Contact tracers have been working hard behind the scenes of New Zealand's COVID-19 protection response to find all the close contacts of the country's 1386 confirmed cases.
The tracing teams are made up of 190 workers at the National Close Contact service, along with a number of DHB workers who worked with the confirmed cases to find and contact anyone they may have infected.
The Project talked to Public Health Officer Dr Maria Pointer who says the tracers are working hard through the pandemic and know what they are doing.
"It's a little bit like a team in a hospital in a way in that you have cases which are yours to deal with… It's a lot of time on the phone and drawing maps a little bit like family trees of how cases are connected.
"We are pretty practised so we do have teams that have a lot of experience in that. As you would be aware we had a big measles outbreak last year and we had thousands of people we were talking to over the course of last year as well.

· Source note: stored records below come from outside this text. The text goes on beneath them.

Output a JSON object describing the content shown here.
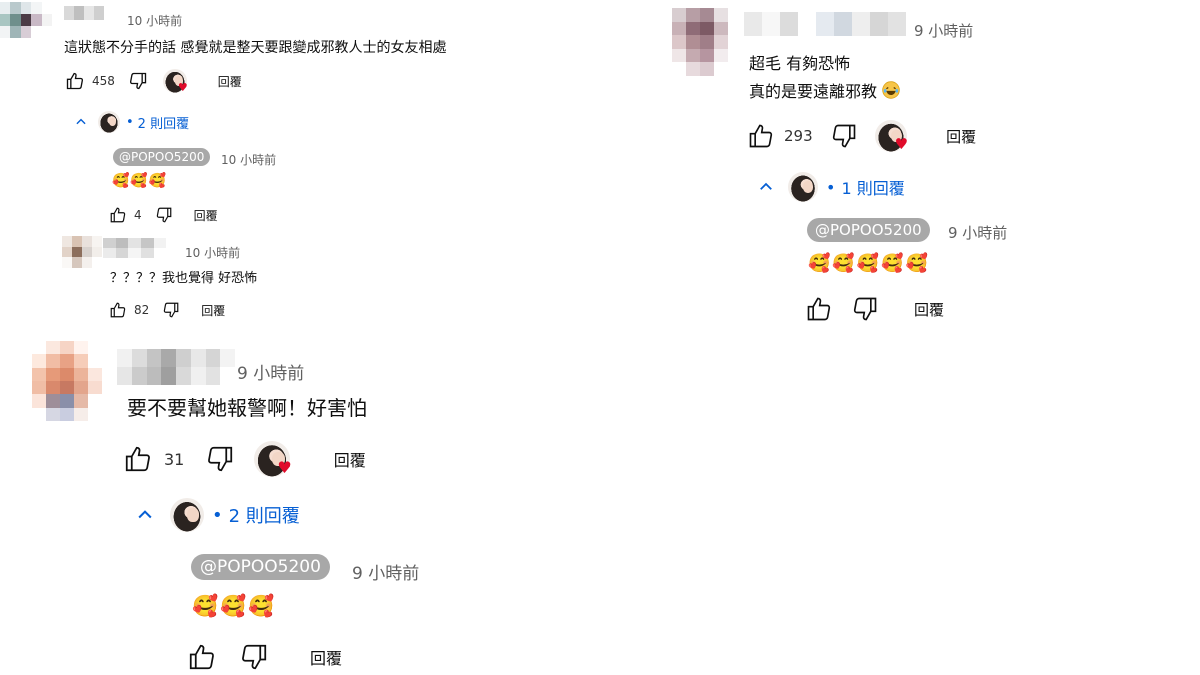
{
  "left_column": {
    "thread1": {
      "time": "10 小時前",
      "text": "這狀態不分手的話 感覺就是整天要跟變成邪教人士的女友相處",
      "likes": "458",
      "reply_label": "回覆",
      "replies_toggle": "2 則回覆",
      "reply1": {
        "handle": "@POPOO5200",
        "time": "10 小時前",
        "emoji": "🥰🥰🥰",
        "likes": "4",
        "reply_label": "回覆"
      },
      "reply2": {
        "time": "10 小時前",
        "text": "？？？？我也覺得 好恐怖",
        "likes": "82",
        "reply_label": "回覆"
      }
    },
    "thread2": {
      "time": "9 小時前",
      "text": "要不要幫她報警啊！好害怕",
      "likes": "31",
      "reply_label": "回覆",
      "replies_toggle": "2 則回覆",
      "reply1": {
        "handle": "@POPOO5200",
        "time": "9 小時前",
        "emoji": "🥰🥰🥰",
        "reply_label": "回覆"
      }
    }
  },
  "right_column": {
    "thread3": {
      "time": "9 小時前",
      "text_line1": "超毛 有夠恐怖",
      "text_line2": "真的是要遠離邪教",
      "likes": "293",
      "reply_label": "回覆",
      "replies_toggle": "1 則回覆",
      "reply1": {
        "handle": "@POPOO5200",
        "time": "9 小時前",
        "emoji": "🥰🥰🥰🥰🥰",
        "reply_label": "回覆"
      }
    }
  },
  "icons": {
    "like": "thumb-up-icon",
    "dislike": "thumb-down-icon",
    "collapse": "chevron-up-icon",
    "heart": "heart-icon",
    "laugh": "laughing-emoji"
  },
  "colors": {
    "link": "#065fd4",
    "muted": "#606060",
    "handle_bg": "#a8a8a8",
    "heart": "#e00b2a"
  }
}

This is business as usual."
Those who are diagnosed with COVID-19 go into strict quarantine and then help with the tracing process.
They are asked to make two lists - one for all the casual contacts they've had over the last five days, and one for all their close contacts.
The "close contact" list is the most urgent and it ranges from those they've potentially shared bodily fluid with and those who they might have sat two metres away for 15 minutes or more.
Everyone on this list must self-isolate and monitor themselves for COVID-19 symptoms for two weeks so if they are infected, they don't pass the virus on to anyone else.
Pointer says the tracers employ a range of different methods to find as many contacts as they can.
"We don't just ask people to look at their memories, we ask them to look through things like their bank statements, often on their phones to see where they went to when we were still allowed to go out.
"Also sometimes their phone records help to who they might have been in contact with to arrange a meeting up."
She also says they struggle with some COVID-19 patients being secretive about who they've been with or where they have been but the tracers always respect their privacy and won't divulge who has been diagnosed with coronavirus.
Prime Minister Jacinda Ardern has hinted new apps could help do the contact tracing automatically, but Pointer says it wouldn't solve all of the problems.
"There's a place for apps, and that would make some things easier in terms of being able to have a list of who people were in contact with or the places they may have been. The questions come down to privacy.
"If we are talking about apps tracing peoples' movements in terms of location data then it can sometimes create more problems than it solves because at the end of the day we still need to talk to people to work out how much at risk they might have put other people."